I watch all the ghost-hunting shows and I must say I don’t always agree with what they claim as evidence. I can say that even stronger. A LOT of what TV ghost hunters present as proof of ghosts is nothing but natural phenomena. Orbs are bits of dust floating too close to the cameras to be in proper focus. I’ve seen some ghost hunters claim an obvious bug is a spirit manifestation. More than once I’ve seen what a ghost hunter claims is a shadow entity captured on their video that is nothing more than video interference. Most teams don’t try hard enough to debunk client claims or their own experiences. And any time a TV ghost hunter claims “something just went through me” or “it just grabbed my leg (or arm or whatever)” or “Something just changed my mood” is not proof of anything. They may well have been touched. I have been touched on investigations. But it’s totally subjective, and that’s not proof of anything beyond your own state of mind.

I am critical when I hunt ghosts, just as my training leads me to be in science. I have published articles that describe some known, natural, physical or psychological phenomena can be easily misconstrued as evidence paranormal activity. For example, a room with a dimension, length or width, of around 30 feet will have a natural resonance near 18 hertz. That just happens to be the resonant frequency of a human eyeball. So if your investigating a building with long hallways, you might see lots of shadow figures out of the corner of your eye, you brain’s interpretation of a jiggling eyeball.

In one investigation, a teenage boy claimed to see a figure standing in his doorway as he lay in bed. Turns out there is an electrical junction box in the wall less than a foot away from his brain. Being bathed in EMF’s all night can cause psychological stresses, including hallucinations.

Most of our cases do not show any real evidence of ghostly presence. Often, however, clients don’t want to hear that. They’ve already decided their house/place of business is haunted and my team’s job is to find dazzling evidence of that haunting. We sometimes disappoint clients.

If you think your home is haunted and want my team, Insight Paranormal, to investigate it, go to our web page,, and request an investigation.

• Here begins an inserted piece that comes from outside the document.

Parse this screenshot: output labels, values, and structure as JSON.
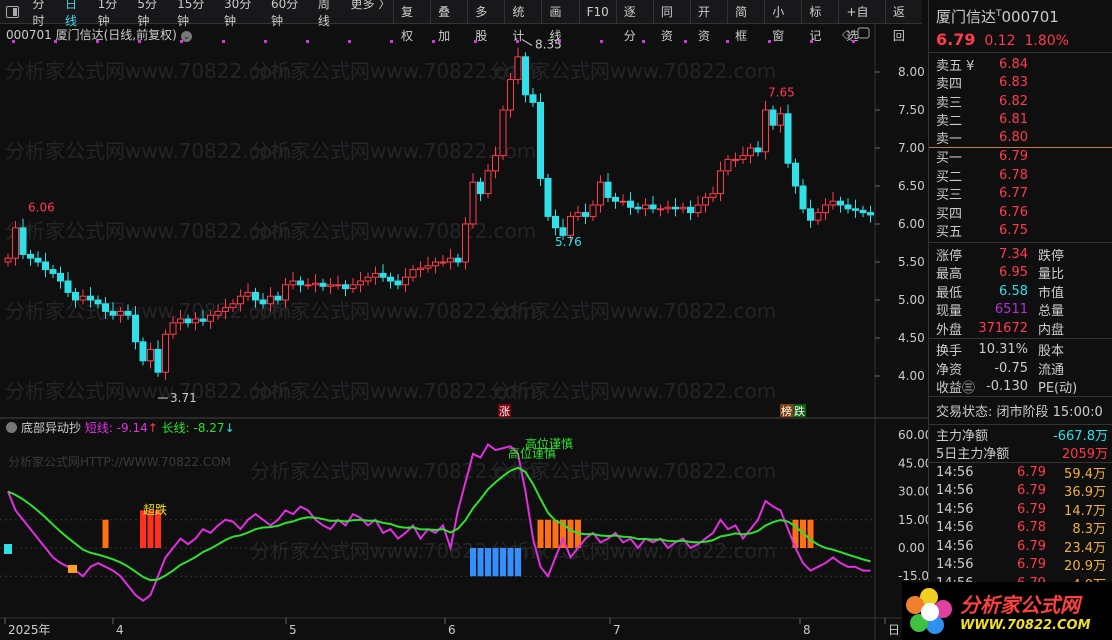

I’ll even let you follow me around, as long you don’t jump and scream every time your house creaks.